I take another deep breath.
So how did it all go down, Leo? Why were you here, on the other side of Westbridge, and not hanging out in the woods near the old Nike base? Did you and Diana want to be alone? Were you trying to avoid your Conspiracy Club friends? Were you intentionally staying away from the old base?
Why were you here? Why were you on these train tracks?
I wait for you to say something. You don't.
I wait a little more because I know it won't be long now. The Main Line runs every hour this time of day. I wait until I hear the whistle as it pulls out of the Westbridge station. Not far away now. Part of me wants to stand on the tracks. No, I don't want to end it. I'm not suicidal. But I want to know what it was like for you. I want to reconstruct that night so I know exactly what you experienced. I watch now as the train hurtles over the horizon. The tracks vibrate to the point where I can't believe they don't come apart. Did you feel that vibration under your feet? Did Diana? Or were you standing off to the side, just as I am? Did you both look down at the steeple, turn, and then decide to jump across at the last possible second?
I can see the train now. I watch it come closer. Did you see it that night? Hear it? Feel it? You must have. It bears down on these tracks with unfathomable power. I take another step back. When it rushes by, I am a full ten yards away from the train and yet I'm forced to close my eyes and raise my hand to protect my face. The swoosh of air nearly knocks me off my feet. The pure might of the locomotive, the sheer mass times velocity, is awesome, devastating, unstoppable.
A mind, like a heart, goes where it wants, and so I imagine that hard-steel front grille crushing human flesh. I imagine those churning wheels grinding bone into dust.
I pry my eyes open and squint at the train speeding by. It seems to take forever, that the train is endless, crushing and churning and grinding. I stare straight at it, letting it blur without trying to focus. My eyes water.
I've seen the horrific, splatter-filled crime scene photos from that night, but they oddly don't move me. The destruction was so great, the disfigurement so immense, that either I can't link the misshapen waxy chunks to you and Diana or, more likely, my mind won't let me.
When the train finally passes, when the quiet slowly returns, my eyes start to take in the scene. Even now, all these years later, I am searching for clues, evidence, something that may have been missed. Being up here is strange. The horror is obvious, but it also feels somehow holy, somehow right, to be in the place where you drew your final breath.
As I start back down the hill, I check my phone for messages. Nothing from our old classmate Beth Fletcher nee Lashley, MD. I call her office in Ann Arbor again. The receptionist gives me a bit of the runaround, so I get more pointed. Soon a woman who introduces herself as Cassie and calls herself the "office manager" gets on the line.
"Dr. Fletcher is unavailable at this time."
"Cassie, I'm getting tired of being jerked around. I'm a cop. I need to speak to her."
"I can only pass that message on to her."

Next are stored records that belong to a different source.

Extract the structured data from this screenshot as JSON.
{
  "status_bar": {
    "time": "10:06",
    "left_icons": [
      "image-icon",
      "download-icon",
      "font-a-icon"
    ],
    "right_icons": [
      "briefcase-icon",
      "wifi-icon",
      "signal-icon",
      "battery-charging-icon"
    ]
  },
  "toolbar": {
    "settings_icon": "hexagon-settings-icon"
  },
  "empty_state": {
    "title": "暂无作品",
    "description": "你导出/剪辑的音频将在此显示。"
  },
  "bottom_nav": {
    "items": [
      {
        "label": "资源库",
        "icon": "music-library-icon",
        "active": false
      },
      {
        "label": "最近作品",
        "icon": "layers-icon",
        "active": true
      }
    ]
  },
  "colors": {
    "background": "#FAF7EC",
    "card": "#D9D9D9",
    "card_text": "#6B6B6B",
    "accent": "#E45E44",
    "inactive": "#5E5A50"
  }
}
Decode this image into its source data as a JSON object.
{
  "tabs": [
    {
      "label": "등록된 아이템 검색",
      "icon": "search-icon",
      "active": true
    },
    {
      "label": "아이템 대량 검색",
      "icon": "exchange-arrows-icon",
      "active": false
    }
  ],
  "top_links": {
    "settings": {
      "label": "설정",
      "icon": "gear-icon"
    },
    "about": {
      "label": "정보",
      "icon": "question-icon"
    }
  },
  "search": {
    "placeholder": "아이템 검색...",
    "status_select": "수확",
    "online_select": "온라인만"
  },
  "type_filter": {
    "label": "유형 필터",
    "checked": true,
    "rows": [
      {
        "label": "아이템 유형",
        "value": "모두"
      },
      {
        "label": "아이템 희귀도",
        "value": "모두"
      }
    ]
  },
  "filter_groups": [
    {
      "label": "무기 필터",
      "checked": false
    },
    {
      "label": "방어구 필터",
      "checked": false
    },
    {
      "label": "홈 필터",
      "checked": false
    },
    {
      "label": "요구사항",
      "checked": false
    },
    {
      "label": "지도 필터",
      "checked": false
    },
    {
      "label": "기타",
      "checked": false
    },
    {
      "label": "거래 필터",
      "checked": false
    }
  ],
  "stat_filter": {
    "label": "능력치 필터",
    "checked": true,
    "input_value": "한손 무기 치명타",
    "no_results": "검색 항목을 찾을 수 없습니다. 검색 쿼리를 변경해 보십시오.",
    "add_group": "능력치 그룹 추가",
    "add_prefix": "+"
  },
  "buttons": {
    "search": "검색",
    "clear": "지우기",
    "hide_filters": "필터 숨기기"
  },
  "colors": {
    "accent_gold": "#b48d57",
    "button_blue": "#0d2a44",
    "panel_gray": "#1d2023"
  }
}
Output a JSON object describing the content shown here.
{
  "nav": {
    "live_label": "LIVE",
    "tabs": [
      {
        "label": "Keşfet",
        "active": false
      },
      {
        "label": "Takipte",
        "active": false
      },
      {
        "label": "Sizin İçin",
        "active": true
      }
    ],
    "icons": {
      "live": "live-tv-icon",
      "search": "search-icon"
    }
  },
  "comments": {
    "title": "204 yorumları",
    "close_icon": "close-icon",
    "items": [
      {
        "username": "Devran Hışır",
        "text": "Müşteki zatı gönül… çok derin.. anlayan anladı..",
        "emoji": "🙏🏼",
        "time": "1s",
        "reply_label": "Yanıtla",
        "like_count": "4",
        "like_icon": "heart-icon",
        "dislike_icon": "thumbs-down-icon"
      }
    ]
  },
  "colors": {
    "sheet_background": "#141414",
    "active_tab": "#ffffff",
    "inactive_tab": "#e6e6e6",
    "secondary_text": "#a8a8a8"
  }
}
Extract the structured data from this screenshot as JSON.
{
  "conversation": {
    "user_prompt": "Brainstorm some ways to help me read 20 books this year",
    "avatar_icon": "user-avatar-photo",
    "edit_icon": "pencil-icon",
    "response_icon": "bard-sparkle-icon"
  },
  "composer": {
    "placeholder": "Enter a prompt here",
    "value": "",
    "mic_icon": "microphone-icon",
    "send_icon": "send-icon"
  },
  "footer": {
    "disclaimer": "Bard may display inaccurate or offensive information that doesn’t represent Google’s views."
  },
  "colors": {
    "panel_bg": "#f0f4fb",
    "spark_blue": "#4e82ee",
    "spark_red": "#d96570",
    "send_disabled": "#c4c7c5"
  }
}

"Where is she?"
"I wouldn't know."
"Wait, you don't know where she is?"
"It is not my concern. I have your name and number. Is there any other message you'd like me to give her?"
In for a penny, in for a pound. "Do you have a pen, Cassie?"
"Tell Dr. Fletcher that our friend Rex Canton has been murdered. Tell her Hank Stroud is missing. Tell her Maura Wells briefly resurfaced and then went missing again. Tell the good doctor that it all goes back to the Conspiracy Club. Tell her to call me."
Silence. Then: "Is that Laura with an L or Maura with an M?"
"Maura with an M."
"I'll give Dr. Fletcher the message."
She hangs up.
I don't like this. Maybe I'll call the Ann Arbor Police Department, ask them to send one of their people over to Beth's home and office. I keep walking. I think again about all the strands--your and Diana's "accident," Rex's murder and Maura being at the scene, Hank and that viral video, the Conspiracy Club. I try to find connections, draw lines, work Venn diagrams of these events in my head. But I see no overlap or link.
Perhaps there is none. That's what Augie would tell me. He's probably right, but of course, accepting that possible reality gets me nowhere.
I see the Westbridge Memorial Library up ahead now, and that sparks an idea. The front facade is that kind of red school brick that dates back a hundred years. The rest of the building is modern and sleek. I still love libraries. I love the hybrid quality, the new computer sections and the books yellowing with age. Libraries for me have always had a cathedral-like ambiance, a hushed sanctuary where learning is revered, where we the people elevate books and education to the level of the religious. When we were kids, Dad would take us here on Saturday mornings. He would leave us in the children/young adult section with strict instructions not to misbehave. I would browse through dozens of books. You would grab one--usually one meant for an older reader--sit in a beanbag chair in the corner, and read the entire book.
I head down two levels to the dingy basement area. It is old-school down here--rows and rows of books upon books, most no longer of interest to the casual library visitor, sit on aluminum shelves. There are a few cubby desks for true homework grinders. In the corner, I find the old room. The plaque next to it reads TOWN HISTORY. I lean my head in and rap on the wood.
As Dr. Jeff Kaufman looks up at me, his reading glasses drop off his nose. The glasses are on a chain, so they bounce against his chest. He's wearing a thick knit cardigan sweater buttoned up to the sternum. He's bald on top with shocks of gray hair on the sides that look as if they are trying to flee from his scalp.
"Hey, Dr. Kaufman."
He frowns. Dr. Kaufman was a librarian and town historian long before we moved to Westbridge, and when you call someone of authority "doctor" or even "mister" as a kid, it is hard to convert to a casual use of their first name as an adult. I move into the cluttered room and ask Dr. Kaufman what he can tell me about the old Nike missile base located by the middle school.
Kaufman's eyes light up. He takes a moment or two to gather his thoughts; then he invites me to have a seat across the table from him. The table is a mess of black-and-white photographs from days of yore. I scan them hoping to see one of the old base. I don't.
He clears his throat and dives in: "The Nike missile bases were constructed in the midfifties throughout northern New Jersey. This was during the height of the Cold War. Back then, we would run school drills where kids would duck under their desks in case of nuclear attack, if you can believe it. Like that would help. The base here in Westbridge was constructed in 1954."
"The army just stuck these bases right in the middle of suburban towns?"
"Sure, why not? Farmland too. New Jersey used to have a lot of farms back then."
"And what were the Nike missiles used for exactly?" I ask.
"They were surface-to-air. Put simply, the missiles were an air defense designed to shoot down attacking Soviet aircrafts, most notably their Tu-95, which could fly six thousand miles without needing to refuel. The missile batteries were in approximately a dozen sites in northern New Jersey. Sandy Hook still has remnants if you want to visit. The one in Livingston is now an art colony, of all things. There were missile batteries in Franklin Lakes, East Hanover, Morristown."
Don't Let Go by Harlan Coben / Mystery & Detective / Thrillers & Crime / History & Fiction have rating 4 out of 5 / Based on32 votes